Java JDK 11 (or later) - Any distribution such as Adoptium should work. If you already have Vivado, it includes Java, see Using Java distributed with Vivado below on how to use it.
Git (source revision control system)
If you are running Linux and want to run the GUI portion of RapidWright, you may need an older libpng12 library. For those running Debian/Ubuntu-based distros, try the following:
wget -O /tmp/libpng12.deb https://snapshot.debian.org/archive/debian/20160413T160058Z/pool/main/libp/libpng/libpng12-0_1.2.54-6_amd64.deb && sudo dpkg -i /tmp/libpng12.deb && rm /tmp/libpng12.deb
For CentOS/RedHat/Fedora distros, try the following:
sudo yum install libpng12
Vivado Design Suite 2018.3 or later (Not essential to run RapidWright, but makes it useful)
RapidWright includes the Gradle Wrapper (automatic build tool), so a Gradle installation is not necessary.
The easiest way to get RapidWright setup is to simply run these commands:
git clone https://github.com/Xilinx/RapidWright.git cd RapidWright ./gradlew compileJava
This will clone a copy of RapidWright from GitHub, download jar dependencies and compile the Java code. Checking out and compiling the code can also be accomplished by using an IDE (see RapidWright Eclipse Setup or RapidWright IntelliJ Setup).
To perform a quick test to ensure RapidWright is setup correctly, try running the following:
java -cp bin:jars/* com.xilinx.rapidwright.device.browser.DeviceBrowser
If you prefer to run with Gradle, the same tool can be invoked with:
./gradlew run --args=DeviceBrowser
You should see the GUI come up similar to this screenshot:
If you have gotten to this point, congrats! Your RapidWright install is correctly configured and you are ready to start experimenting.
Notes for Advanced/Legacy Users:¶
Using Java distributed with Vivado¶
The easiest way to find out where the Java runtime is packaged with your installation of Vivado, is to run the following at the Vivado Tcl prompt:
Based on where your installed Vivado is located, it should produce a full path, something like this:
To use this version of Java instead of the system Java or installing
it, simply add the directory to your
PATH environment variable:
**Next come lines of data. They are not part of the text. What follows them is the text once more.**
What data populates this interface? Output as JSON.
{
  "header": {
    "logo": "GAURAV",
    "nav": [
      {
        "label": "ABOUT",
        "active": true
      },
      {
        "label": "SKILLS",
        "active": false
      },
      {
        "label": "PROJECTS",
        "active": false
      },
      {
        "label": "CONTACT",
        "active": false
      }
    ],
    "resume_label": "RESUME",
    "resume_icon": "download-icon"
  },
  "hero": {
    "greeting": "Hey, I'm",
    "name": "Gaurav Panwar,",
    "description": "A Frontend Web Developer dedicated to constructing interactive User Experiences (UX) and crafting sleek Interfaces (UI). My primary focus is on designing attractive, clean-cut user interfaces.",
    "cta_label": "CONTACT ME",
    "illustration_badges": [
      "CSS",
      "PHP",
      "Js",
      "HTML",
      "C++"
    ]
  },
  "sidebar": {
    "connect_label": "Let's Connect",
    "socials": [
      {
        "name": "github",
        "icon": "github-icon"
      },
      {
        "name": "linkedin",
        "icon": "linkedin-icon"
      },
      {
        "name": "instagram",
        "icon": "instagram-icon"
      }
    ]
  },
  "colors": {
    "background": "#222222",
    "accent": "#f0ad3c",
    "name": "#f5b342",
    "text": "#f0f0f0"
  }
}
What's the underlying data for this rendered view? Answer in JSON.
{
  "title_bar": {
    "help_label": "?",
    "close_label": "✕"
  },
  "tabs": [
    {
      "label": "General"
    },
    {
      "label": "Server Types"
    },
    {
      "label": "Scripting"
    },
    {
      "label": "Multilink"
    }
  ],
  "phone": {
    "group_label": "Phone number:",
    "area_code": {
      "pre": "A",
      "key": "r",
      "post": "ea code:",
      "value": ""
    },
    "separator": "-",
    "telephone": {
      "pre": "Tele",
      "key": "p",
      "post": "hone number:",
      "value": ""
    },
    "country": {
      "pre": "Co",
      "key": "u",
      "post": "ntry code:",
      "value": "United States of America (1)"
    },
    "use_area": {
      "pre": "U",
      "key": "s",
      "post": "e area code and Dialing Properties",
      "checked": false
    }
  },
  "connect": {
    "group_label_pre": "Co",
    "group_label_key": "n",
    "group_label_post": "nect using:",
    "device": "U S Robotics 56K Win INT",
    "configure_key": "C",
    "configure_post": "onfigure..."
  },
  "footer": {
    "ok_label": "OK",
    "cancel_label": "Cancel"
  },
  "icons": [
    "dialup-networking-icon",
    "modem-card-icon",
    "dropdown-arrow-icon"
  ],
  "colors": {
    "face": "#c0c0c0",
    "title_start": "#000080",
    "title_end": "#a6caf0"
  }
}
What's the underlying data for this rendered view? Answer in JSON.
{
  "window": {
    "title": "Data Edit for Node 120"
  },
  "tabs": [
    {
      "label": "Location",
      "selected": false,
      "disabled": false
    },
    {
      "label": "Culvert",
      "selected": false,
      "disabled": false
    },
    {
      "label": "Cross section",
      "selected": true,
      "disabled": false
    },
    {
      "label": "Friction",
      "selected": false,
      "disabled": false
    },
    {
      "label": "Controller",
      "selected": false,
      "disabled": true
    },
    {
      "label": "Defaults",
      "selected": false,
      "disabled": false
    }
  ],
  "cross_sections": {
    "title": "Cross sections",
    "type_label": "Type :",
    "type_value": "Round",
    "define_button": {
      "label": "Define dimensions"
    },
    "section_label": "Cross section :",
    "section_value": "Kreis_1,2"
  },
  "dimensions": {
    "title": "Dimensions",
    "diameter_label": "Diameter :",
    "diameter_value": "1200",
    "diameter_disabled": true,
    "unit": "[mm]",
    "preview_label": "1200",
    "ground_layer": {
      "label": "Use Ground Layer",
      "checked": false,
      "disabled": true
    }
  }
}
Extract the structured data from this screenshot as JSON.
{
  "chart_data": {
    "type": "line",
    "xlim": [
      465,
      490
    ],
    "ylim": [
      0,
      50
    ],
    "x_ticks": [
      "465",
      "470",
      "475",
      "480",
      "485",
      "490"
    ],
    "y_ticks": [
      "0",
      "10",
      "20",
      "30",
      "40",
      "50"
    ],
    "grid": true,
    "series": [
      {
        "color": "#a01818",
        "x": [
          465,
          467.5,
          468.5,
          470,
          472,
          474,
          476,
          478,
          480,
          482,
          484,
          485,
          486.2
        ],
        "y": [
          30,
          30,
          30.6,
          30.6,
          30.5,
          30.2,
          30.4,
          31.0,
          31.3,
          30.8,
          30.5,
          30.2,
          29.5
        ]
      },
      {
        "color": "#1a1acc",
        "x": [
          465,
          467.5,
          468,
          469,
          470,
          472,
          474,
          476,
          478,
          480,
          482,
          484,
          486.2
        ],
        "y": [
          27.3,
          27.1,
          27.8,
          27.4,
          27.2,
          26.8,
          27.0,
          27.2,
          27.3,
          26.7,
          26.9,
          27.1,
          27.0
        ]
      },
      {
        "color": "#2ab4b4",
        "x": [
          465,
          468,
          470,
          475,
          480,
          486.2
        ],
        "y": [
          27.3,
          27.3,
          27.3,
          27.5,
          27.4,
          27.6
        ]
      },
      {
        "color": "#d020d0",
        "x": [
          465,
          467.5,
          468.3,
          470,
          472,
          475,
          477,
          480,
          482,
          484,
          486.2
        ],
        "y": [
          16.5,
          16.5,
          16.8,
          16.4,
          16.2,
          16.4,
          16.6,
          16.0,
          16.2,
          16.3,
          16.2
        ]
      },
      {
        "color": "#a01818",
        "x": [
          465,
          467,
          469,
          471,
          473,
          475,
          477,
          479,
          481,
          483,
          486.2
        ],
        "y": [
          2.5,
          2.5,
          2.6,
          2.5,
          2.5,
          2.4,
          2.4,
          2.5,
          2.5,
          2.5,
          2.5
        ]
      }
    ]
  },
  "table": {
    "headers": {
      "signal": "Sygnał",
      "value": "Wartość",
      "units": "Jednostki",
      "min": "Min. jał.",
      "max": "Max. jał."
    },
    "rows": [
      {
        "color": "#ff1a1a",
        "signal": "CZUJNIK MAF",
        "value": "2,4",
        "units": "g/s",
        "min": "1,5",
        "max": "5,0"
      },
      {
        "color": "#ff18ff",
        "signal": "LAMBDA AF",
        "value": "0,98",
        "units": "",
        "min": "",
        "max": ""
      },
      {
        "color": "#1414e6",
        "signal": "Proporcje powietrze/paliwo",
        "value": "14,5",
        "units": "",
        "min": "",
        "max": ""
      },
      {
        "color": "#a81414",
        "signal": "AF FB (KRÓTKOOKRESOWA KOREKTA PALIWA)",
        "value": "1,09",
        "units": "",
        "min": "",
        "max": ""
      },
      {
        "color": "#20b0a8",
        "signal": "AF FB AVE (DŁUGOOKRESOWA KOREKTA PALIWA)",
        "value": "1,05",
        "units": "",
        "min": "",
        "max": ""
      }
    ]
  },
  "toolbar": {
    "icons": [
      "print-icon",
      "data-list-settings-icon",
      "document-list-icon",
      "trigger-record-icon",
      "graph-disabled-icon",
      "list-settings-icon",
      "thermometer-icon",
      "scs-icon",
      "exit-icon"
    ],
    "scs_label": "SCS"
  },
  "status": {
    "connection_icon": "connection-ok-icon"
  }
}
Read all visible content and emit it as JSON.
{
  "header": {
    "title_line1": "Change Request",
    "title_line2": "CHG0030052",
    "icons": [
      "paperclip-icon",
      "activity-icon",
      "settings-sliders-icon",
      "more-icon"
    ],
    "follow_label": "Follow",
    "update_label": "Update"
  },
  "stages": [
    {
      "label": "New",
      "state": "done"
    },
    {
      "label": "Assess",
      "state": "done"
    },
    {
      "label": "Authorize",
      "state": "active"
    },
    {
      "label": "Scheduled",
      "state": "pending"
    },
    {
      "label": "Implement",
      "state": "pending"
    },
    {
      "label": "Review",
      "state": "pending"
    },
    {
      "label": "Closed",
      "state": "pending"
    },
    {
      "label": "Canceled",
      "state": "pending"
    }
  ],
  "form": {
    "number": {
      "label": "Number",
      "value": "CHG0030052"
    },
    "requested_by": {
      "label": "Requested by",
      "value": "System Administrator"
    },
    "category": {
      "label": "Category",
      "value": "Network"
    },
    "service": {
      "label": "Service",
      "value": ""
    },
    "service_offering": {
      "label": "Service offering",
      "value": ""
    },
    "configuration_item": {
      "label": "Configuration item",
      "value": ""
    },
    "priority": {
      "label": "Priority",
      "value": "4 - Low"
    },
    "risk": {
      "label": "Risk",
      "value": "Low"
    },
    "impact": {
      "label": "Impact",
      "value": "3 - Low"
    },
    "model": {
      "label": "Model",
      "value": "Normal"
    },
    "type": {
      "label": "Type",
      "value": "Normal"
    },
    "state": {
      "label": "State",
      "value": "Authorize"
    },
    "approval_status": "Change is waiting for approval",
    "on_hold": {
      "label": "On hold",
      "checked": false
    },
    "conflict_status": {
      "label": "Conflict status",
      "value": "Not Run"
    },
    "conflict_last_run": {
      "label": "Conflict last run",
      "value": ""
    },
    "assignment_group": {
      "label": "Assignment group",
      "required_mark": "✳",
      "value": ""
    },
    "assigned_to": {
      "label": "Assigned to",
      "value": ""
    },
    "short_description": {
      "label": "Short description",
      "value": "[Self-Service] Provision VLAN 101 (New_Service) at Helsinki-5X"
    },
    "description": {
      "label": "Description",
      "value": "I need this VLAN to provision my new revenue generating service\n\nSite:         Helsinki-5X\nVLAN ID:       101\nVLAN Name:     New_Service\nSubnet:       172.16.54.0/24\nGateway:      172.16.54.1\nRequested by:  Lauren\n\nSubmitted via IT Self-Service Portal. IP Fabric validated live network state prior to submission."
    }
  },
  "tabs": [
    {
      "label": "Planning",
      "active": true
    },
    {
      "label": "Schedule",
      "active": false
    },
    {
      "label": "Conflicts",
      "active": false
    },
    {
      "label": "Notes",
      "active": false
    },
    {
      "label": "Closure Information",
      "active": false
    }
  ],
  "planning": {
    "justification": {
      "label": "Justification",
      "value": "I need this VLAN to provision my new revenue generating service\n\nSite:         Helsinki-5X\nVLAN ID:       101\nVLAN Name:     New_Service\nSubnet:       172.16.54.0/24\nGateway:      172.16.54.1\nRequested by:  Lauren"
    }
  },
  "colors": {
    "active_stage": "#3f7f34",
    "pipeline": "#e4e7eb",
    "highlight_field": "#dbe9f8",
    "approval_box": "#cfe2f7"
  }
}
Or, if using Windows, use the Control panel for environment variables
and add a new entry for
Java has the notion of a CLASSPATH, this is a list of locations where
java can look for compiled Java code (
.class files or
files) to execute at runtime. The CLASSPATH can be set on the command
line (as in the example test command above) or it can be set via the
CLASSPATH. If a script to set the
variable (in Linux) is desired, the following command can be run:
echo "export CLASSPATH=`pwd`/bin:`pwd`/jars/*" > bin/rapidwright_classpath.sh
This sets up the environment so the
-cp bin:jars/* classpath option doesn’t need to be set
as an argument when invoking
java, for example:
source bin/rapidwright_classpath.sh java com.xilinx.rapidwright.device.browser.DeviceBrowser
Should start the
DeviceBrowser just as before.
The environment variable
RAPIDWRIGHT_PATH is no longer required.
RapidWright data files have a default location (see
RapidWright Data Files). To override the default location, the
RAPIDWRIGHT_PATH can be set and the data files will be
RapidWright Installer (Obsolete)¶
The RapidWright installer is no longer the preferred method of installation. Please use the steps above, it is included below for legacy purposes.
rapidwright-installer.jar(or run command below in Linux) to the directory where you would like RapidWright to reside.
From a terminal in that directory, run (To open a terminal on Windows, search and run ‘cmd.exe’ from the Start orb):
java -jar rapidwright-installer.jar
Use one of the BASH/CSH/BAT scripts created at the end of the install to set the proper environment variables for subsequent invocations of RapidWright.
Setup your IDE (if applicable):
Once complete, you can run the DeviceBrowser within your respective IDE to test the installation.